Everything I've read and heard is start with lower heat than you think you should and raise it slowly. That may be the reason I have procrastinated on building any type of kiln. I don't like to wait. I'm an "If a little is good, more is better" kind of person.

User avatar
Curt Fuller
Posts: 2469
Joined: Fri Jan 18, 2013 10:07 am
Location: North Ogden, Utah

Re: wood kiln

Postby Curt Fuller » Sat Jan 14, 2017 8:38 pm

Matt Hirvonen wrote:Tony, There is a short article about converting a freezer into a kiln in a past issue of the American Woodturner. I will post a link below, but I am not sure if you have to be logged into the AAW website to read it. Give it a try... and let me know how it works.

http://aawcontentsource.org/aaw_cs1_pdf ... p51-51.pdf

Thanks for that link Matt. That about as simple as any directions I've seen!

User avatar
Mike Cruz
Posts: 3078
Joined: Mon Feb 04, 2013 6:25 pm
Location: Western Maryland

Re: wood kiln

Postby Mike Cruz » Sat Jan 14, 2017 10:26 pm

I posted this on FB, but since you asked, here it is again:

Just take an upright freezer and gut it. What you NEED to do is put a light fixture (simple ceramic $2 version is fine) in the bottom, run electricity to it with a switch, drill holes in side at the bottom (to let air in) and holes in the top or on the side at the top (to let air out)...I did six 5/8" holes in each location.

To run the unit, insert a 25 watt bulb for a week, then a 50 watt bulb for a week, then a 75 watt bulb for a week, then a 100 watt bulb for a week. It is basically an Easy Bake Oven. And that is the minimum for what you NEED to do.

Now, I don't do minimum, because minimum means more work for me in the long run. So.... instead of a normal switch, I installed a dimmer switch. I like the kind that has 5 steps (the bottom one being 'off', and the other 4 are incrementally higher wattage...I like to believe they are 25%, 50%, 75%, and 100% ;) ), and put a 100 watt bulb in. That way, I don't have to continuously change bulbs. Also, my freezers both came with fans. So, I ran power to the fans, and put a switch on it. You don't want the fan connected to your bulb switch because then it wouldn't run at 100% all the time...not sure if that is good for the fan...or effective. The other thing I did was to cut a 'window' in the front. I did that for two reasons.

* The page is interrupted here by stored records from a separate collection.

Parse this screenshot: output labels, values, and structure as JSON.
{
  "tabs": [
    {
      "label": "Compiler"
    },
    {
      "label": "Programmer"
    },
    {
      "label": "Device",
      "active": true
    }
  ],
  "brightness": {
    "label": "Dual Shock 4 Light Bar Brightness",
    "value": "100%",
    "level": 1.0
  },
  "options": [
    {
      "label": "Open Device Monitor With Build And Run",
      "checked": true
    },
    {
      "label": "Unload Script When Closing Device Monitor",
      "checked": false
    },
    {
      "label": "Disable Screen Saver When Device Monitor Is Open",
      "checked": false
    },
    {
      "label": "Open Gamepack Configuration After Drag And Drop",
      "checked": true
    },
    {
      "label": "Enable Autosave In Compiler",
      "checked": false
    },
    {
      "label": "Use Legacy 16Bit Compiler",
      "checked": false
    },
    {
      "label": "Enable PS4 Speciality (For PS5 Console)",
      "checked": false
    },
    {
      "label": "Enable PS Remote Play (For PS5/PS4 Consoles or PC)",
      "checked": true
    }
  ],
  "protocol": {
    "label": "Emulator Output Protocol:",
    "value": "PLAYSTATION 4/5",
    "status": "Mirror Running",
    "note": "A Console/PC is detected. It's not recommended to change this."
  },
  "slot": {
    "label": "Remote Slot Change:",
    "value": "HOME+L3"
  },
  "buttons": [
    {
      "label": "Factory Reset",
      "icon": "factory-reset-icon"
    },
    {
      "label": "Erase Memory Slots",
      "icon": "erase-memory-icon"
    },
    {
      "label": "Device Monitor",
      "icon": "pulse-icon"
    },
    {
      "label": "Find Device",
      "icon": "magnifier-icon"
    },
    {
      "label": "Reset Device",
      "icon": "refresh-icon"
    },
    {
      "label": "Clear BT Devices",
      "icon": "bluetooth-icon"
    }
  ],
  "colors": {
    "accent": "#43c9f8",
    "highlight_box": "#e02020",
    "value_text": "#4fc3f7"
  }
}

I can see if the bulb has either burned out, or turned off due to a very short power outage/surge, and so I can read my thermometer/hydrometer that I installed right behind the plexiglas. On the model in the pics, I put only one layer of plexiglas on the kiln (on the outside). On my second one, I put a layer on the inside, too (two layers). The reason is that with only one layer, you get condensation on plexiglas, and it drips down the door, and creates puddles on the floor.

Keep your eyes pealed on CL...people sell freezers for free-$50 all the time.
Hope that helps. And feel free to ask any questions.

IMAG0104 - Copy.jpg

IMAG0105 - Copy.jpg

IMAG0106 - Copy.jpg

IMAG0107 - Copy.jpg
Wood hoarder, and proud of it!
GO-TO caliber: 357 mag

tony wheeler
Posts: 31
Joined: Fri Jan 18, 2013 1:53 am

Re: wood kiln

Postby tony wheeler » Sun Jan 22, 2017 8:18 pm

thanks Mike


Return to “Tips, Tools, & Techniques”

Who is online

Users browsing this forum: No registered users and 1 guest